Required action
Each line from the one containing "Transcribe this image's" to the end of the listing below should be repeated exactly, with no other line included.

### Data for this task

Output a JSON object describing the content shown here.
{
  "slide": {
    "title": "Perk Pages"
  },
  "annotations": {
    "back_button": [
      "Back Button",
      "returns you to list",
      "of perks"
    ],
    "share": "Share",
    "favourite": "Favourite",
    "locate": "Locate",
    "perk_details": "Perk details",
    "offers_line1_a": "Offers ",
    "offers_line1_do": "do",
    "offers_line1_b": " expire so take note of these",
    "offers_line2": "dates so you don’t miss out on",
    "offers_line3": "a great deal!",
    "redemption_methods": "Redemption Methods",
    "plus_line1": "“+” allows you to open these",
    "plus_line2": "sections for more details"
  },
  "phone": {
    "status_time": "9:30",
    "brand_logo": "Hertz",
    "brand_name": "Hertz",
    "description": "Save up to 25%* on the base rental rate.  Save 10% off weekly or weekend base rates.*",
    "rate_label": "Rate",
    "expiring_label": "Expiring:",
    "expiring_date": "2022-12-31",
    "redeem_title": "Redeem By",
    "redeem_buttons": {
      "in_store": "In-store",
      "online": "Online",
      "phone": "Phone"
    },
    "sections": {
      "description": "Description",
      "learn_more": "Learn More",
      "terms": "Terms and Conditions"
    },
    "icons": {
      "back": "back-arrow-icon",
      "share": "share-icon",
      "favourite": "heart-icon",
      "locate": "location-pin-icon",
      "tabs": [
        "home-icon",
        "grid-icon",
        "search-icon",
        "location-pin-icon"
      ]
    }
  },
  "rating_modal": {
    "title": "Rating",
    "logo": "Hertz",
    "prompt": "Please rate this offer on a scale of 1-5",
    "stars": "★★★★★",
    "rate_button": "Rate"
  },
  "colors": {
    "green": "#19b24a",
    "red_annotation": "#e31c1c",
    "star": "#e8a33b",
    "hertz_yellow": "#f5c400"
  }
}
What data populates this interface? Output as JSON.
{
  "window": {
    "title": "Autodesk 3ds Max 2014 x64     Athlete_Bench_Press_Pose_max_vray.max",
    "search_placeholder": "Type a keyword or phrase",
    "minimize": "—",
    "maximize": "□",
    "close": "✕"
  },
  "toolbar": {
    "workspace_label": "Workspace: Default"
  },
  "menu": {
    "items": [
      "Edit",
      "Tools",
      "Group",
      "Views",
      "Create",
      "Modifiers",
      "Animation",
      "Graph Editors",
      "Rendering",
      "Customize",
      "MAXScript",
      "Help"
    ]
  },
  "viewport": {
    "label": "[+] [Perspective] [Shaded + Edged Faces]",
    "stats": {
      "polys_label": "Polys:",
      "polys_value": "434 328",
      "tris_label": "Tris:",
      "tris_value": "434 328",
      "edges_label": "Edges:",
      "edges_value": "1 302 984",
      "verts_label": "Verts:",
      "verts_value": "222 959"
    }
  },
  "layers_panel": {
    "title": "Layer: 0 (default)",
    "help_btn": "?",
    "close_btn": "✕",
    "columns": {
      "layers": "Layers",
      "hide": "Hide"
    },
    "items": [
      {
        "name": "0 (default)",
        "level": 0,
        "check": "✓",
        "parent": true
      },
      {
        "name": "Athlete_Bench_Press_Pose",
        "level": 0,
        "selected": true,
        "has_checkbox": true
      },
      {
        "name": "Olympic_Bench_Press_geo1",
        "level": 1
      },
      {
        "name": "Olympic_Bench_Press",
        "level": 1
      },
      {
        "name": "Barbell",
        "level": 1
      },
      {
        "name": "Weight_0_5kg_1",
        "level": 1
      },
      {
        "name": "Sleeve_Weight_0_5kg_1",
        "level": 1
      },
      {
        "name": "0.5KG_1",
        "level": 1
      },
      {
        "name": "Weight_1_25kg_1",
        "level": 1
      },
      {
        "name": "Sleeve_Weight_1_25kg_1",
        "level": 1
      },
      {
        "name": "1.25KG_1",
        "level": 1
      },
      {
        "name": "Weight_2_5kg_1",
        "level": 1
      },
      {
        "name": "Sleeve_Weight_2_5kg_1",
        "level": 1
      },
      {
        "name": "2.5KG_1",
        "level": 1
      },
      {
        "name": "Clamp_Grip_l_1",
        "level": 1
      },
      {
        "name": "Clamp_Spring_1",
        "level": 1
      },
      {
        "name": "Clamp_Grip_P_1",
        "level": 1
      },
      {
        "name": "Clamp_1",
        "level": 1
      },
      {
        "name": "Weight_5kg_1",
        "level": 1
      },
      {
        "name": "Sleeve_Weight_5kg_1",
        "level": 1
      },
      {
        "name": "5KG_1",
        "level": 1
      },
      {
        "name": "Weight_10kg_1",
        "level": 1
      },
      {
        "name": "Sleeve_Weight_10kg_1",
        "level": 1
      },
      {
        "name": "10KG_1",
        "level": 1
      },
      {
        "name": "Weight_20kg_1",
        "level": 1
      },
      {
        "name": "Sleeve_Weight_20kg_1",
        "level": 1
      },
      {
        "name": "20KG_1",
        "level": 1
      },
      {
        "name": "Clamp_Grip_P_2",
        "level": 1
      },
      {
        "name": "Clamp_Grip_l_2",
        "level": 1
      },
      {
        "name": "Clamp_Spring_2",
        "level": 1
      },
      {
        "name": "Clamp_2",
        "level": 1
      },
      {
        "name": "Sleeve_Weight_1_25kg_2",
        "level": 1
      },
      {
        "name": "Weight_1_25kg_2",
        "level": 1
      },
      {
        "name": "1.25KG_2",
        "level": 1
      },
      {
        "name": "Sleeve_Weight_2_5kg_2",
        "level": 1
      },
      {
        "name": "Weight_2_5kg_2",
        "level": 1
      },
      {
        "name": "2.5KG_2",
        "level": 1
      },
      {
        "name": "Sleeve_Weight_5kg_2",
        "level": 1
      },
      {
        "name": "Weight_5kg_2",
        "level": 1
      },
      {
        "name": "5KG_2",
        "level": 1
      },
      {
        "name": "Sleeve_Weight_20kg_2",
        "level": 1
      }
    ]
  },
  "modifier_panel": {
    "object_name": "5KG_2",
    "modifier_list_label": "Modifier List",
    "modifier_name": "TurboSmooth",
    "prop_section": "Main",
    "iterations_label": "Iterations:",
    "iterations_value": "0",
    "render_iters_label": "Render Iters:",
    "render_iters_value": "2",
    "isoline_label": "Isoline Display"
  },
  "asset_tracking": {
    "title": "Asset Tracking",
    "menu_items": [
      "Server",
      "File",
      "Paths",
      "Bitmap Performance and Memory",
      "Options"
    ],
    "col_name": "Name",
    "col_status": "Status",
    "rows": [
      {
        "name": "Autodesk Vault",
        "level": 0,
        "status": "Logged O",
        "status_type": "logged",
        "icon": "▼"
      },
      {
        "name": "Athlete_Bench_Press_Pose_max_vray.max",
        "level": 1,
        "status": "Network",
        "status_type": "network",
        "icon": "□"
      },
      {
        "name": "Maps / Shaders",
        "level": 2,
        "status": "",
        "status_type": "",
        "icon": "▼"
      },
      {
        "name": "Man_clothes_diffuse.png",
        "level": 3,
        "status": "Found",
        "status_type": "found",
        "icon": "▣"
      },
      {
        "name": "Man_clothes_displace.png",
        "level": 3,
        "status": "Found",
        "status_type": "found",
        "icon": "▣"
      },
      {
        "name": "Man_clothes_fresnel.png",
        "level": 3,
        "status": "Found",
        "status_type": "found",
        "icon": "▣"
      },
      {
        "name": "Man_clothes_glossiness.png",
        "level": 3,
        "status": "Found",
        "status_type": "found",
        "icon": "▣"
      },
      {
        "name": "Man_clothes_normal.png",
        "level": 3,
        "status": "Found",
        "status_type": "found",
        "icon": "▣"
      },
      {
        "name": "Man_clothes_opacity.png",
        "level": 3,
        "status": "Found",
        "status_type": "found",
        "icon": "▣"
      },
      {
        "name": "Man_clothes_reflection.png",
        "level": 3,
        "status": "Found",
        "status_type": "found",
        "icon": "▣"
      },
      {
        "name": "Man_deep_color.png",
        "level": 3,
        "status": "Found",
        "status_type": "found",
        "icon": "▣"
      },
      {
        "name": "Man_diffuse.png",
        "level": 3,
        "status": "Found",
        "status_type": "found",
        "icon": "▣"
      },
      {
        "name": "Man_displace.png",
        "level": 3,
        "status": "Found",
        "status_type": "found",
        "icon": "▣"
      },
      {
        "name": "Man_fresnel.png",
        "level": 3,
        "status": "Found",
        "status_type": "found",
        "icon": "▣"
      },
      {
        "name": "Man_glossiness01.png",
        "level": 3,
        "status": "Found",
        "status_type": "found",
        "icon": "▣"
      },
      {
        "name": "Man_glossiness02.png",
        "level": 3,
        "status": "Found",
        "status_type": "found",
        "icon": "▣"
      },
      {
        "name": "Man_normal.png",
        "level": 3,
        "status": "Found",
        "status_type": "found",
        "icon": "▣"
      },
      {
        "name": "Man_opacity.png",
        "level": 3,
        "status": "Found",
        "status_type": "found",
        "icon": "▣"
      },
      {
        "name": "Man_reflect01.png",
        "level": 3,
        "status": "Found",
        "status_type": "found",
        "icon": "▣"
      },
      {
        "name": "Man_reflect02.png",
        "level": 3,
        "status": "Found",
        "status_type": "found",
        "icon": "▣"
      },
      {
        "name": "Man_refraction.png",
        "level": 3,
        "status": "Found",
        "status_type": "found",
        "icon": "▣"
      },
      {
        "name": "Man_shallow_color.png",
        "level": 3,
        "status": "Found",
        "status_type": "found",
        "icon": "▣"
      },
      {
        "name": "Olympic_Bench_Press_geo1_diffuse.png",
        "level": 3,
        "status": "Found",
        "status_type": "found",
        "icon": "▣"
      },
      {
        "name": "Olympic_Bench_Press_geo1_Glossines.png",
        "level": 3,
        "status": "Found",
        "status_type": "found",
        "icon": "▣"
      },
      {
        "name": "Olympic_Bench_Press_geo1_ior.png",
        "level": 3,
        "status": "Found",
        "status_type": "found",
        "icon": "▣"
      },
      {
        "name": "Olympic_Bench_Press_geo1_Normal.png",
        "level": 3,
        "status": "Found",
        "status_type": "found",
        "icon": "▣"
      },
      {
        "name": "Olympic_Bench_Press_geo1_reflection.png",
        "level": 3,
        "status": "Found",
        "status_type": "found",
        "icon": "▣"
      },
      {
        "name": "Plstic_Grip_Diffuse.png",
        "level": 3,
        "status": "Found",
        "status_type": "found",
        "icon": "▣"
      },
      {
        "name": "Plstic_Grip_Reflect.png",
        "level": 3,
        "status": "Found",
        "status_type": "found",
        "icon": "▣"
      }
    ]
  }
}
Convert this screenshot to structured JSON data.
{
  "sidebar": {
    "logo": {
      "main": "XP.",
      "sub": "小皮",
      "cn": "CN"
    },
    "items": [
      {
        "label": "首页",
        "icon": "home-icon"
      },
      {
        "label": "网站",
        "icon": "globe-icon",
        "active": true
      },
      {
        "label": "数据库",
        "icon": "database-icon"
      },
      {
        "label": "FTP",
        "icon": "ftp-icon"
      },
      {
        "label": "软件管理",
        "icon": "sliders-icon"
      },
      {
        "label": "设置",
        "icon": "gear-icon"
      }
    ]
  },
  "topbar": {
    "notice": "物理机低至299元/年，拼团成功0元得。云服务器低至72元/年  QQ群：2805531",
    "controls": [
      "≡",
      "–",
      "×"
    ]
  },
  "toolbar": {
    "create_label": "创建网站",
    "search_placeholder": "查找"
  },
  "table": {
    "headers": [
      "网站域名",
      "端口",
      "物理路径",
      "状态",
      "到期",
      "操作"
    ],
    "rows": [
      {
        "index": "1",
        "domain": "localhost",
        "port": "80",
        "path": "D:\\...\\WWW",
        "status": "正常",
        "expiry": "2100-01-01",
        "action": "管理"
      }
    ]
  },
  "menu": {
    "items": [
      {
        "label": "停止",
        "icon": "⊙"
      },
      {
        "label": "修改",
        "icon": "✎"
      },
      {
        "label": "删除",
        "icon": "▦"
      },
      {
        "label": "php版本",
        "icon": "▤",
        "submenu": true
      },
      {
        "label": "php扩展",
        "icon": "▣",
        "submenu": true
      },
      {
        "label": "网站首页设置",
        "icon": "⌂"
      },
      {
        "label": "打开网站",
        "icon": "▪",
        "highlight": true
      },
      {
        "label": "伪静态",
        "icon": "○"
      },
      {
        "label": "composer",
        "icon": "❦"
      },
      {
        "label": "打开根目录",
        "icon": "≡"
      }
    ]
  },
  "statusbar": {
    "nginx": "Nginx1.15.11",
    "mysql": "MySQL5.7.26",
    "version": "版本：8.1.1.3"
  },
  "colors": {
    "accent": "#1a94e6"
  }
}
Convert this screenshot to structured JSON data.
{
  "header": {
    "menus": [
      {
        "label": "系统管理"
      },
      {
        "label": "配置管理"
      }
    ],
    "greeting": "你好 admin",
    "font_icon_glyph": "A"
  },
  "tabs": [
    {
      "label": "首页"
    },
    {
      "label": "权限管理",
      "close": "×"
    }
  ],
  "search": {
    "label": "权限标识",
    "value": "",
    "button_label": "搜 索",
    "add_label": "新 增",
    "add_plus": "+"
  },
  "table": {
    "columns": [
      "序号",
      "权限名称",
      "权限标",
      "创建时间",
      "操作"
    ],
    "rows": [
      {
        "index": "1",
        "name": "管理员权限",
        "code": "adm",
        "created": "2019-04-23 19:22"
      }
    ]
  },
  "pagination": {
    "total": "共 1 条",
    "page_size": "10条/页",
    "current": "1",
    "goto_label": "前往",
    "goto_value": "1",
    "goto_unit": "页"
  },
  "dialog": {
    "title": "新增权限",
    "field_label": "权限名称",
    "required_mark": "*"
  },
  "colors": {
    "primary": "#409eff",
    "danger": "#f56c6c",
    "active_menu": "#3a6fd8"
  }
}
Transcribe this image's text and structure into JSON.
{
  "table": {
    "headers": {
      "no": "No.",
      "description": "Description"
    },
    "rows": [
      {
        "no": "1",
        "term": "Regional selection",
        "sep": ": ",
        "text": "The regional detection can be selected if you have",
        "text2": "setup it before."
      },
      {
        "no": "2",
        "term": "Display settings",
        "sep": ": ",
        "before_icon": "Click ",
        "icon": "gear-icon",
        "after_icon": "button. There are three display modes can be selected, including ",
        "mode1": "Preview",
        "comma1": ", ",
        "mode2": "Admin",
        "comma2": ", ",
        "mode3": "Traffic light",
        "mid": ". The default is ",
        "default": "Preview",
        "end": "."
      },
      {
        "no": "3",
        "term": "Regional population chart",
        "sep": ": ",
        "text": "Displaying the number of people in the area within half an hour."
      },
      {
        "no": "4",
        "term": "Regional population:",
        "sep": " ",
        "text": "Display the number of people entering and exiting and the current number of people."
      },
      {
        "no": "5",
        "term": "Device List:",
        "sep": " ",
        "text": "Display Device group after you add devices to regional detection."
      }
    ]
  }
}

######

Answer
Transcribe this image's text and structure into JSON.
{
  "table": {
    "headers": {
      "no": "No.",
      "description": "Description"
    },
    "rows": [
      {
        "no": "1",
        "term": "Regional selection",
        "sep": ": ",
        "text": "The regional detection can be selected if you have",
        "text2": "setup it before."
      },
      {
        "no": "2",
        "term": "Display settings",
        "sep": ": ",
        "before_icon": "Click ",
        "icon": "gear-icon",
        "after_icon": "button. There are three display modes can be selected, including ",
        "mode1": "Preview",
        "comma1": ", ",
        "mode2": "Admin",
        "comma2": ", ",
        "mode3": "Traffic light",
        "mid": ". The default is ",
        "default": "Preview",
        "end": "."
      },
      {
        "no": "3",
        "term": "Regional population chart",
        "sep": ": ",
        "text": "Displaying the number of people in the area within half an hour."
      },
      {
        "no": "4",
        "term": "Regional population:",
        "sep": " ",
        "text": "Display the number of people entering and exiting and the current number of people."
      },
      {
        "no": "5",
        "term": "Device List:",
        "sep": " ",
        "text": "Display Device group after you add devices to regional detection."
      }
    ]
  }
}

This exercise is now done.